-- Record excerpts follows --
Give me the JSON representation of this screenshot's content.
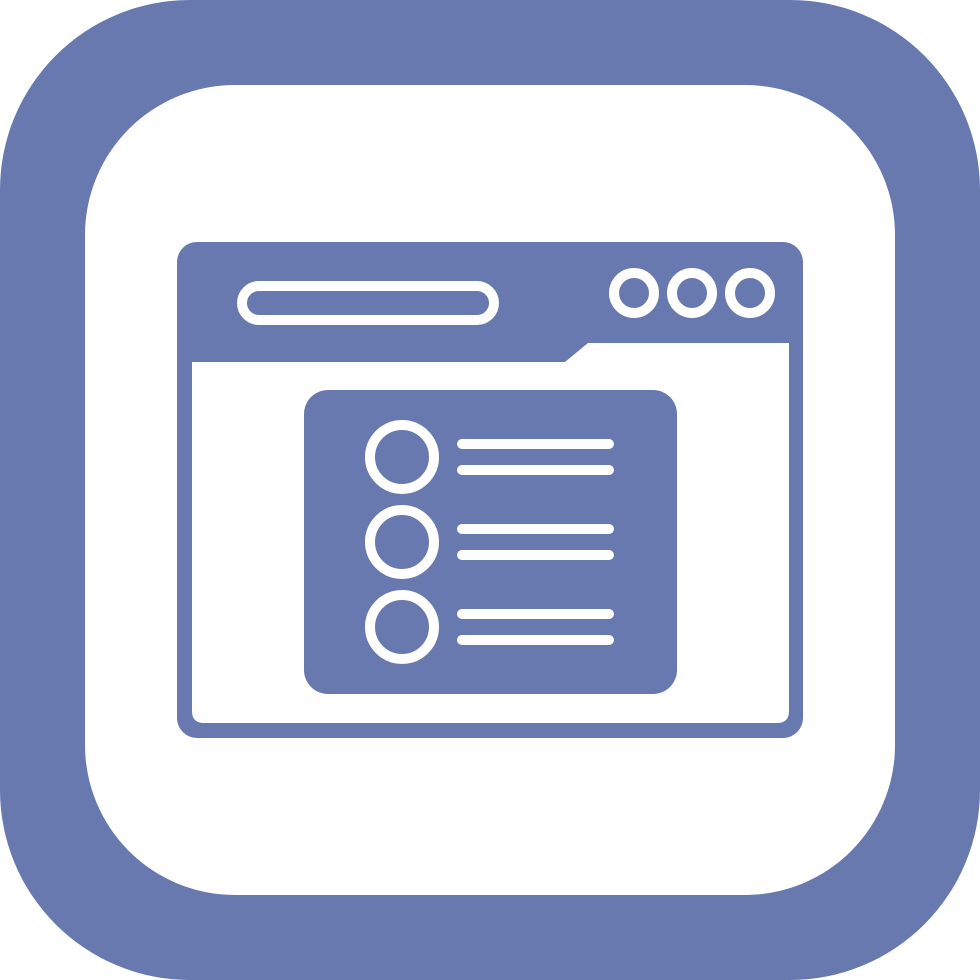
{
  "icon": {
    "name": "browser-list-icon",
    "colors": {
      "primary": "#6879B0",
      "background": "#FFFFFF"
    },
    "list_items": 3,
    "window_dots": 3
  }
}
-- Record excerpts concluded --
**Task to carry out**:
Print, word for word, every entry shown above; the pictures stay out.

**Output of the exercise**:
Give me the JSON representation of this screenshot's content.
{
  "icon": {
    "name": "browser-list-icon",
    "colors": {
      "primary": "#6879B0",
      "background": "#FFFFFF"
    },
    "list_items": 3,
    "window_dots": 3
  }
}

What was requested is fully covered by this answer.